Septic tanks are predominately used in rural areas for treatment of waste from individual residents, parks, camping areas and recreational resorts, and institutions such as schools and hospitals. All on-site wastewater eliminates the need for costly municipal sewer in rural areas.
Mainly, the septic tank is used to retain, digest and store raw sewage before the final disposal system. The most common septic tank design consists of two compartments. Sedimentation, sludge digestion and storage, take place in the first compartment. The second compartment is used to protect against sludge and scum carry-over that might escape the first compartment. During the retention period, usually twenty four hours, biological breakdown takes place. If this action is properly designed and maintained, it will produce effluent free of substances.
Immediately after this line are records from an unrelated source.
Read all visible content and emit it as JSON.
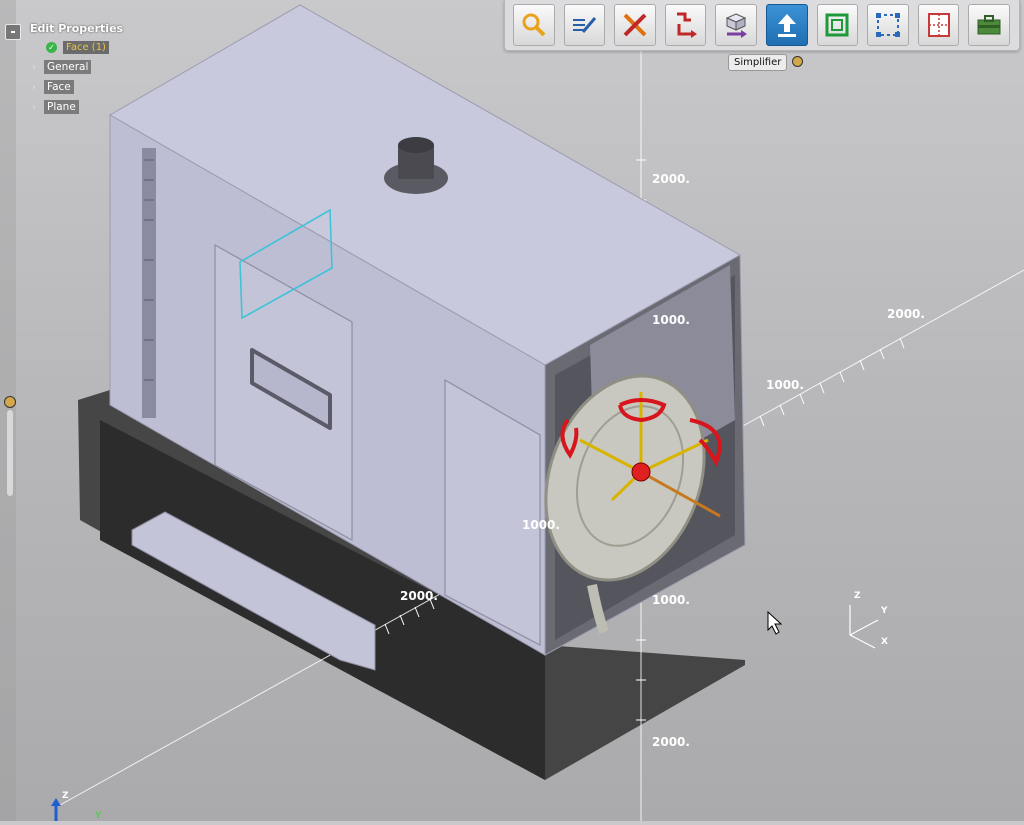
{
  "panel": {
    "title": "Edit Properties",
    "selection_label": "Face (1)",
    "tree_items": [
      "General",
      "Face",
      "Plane"
    ]
  },
  "toolbar": {
    "tools": [
      {
        "name": "inspect-tool",
        "icon": "magnifier-icon"
      },
      {
        "name": "annotate-tool",
        "icon": "pen-lines-icon"
      },
      {
        "name": "repair-tool",
        "icon": "wrench-screwdriver-icon"
      },
      {
        "name": "prepare-tool",
        "icon": "stair-arrow-icon"
      },
      {
        "name": "move-tool",
        "icon": "cube-arrow-icon"
      },
      {
        "name": "simplifier-tool",
        "icon": "upload-arrow-icon",
        "active": true
      },
      {
        "name": "midsurface-tool",
        "icon": "green-square-icon"
      },
      {
        "name": "extract-tool",
        "icon": "dotted-box-icon"
      },
      {
        "name": "share-tool",
        "icon": "grid-sheet-icon"
      },
      {
        "name": "toolbox-tool",
        "icon": "briefcase-icon"
      }
    ],
    "tooltip": "Simplifier"
  },
  "scale_labels": {
    "v_2000_top": "2000.",
    "v_1000_top": "1000.",
    "v_1000_bottom": "1000.",
    "v_2000_bottom": "2000.",
    "d_2000_right": "2000.",
    "d_1000_right": "1000.",
    "d_1000_left": "1000.",
    "d_2000_left": "2000."
  },
  "triad": {
    "z": "Z",
    "y": "Y",
    "x": "X"
  },
  "corner_axis": {
    "z": "Z",
    "y": "Y"
  },
  "colors": {
    "housing": "#c8c8dc",
    "accent_blue": "#2a7fc4",
    "gizmo_red": "#d8141c",
    "gizmo_yellow": "#d8b400",
    "selection_cyan": "#3fc3d9"
  }
}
Tank location must allow easy access of a pump truck. The Septic Tank must be gravity fed and buried as shallow as possible. Local codes will stipulate the distance of setbacks required.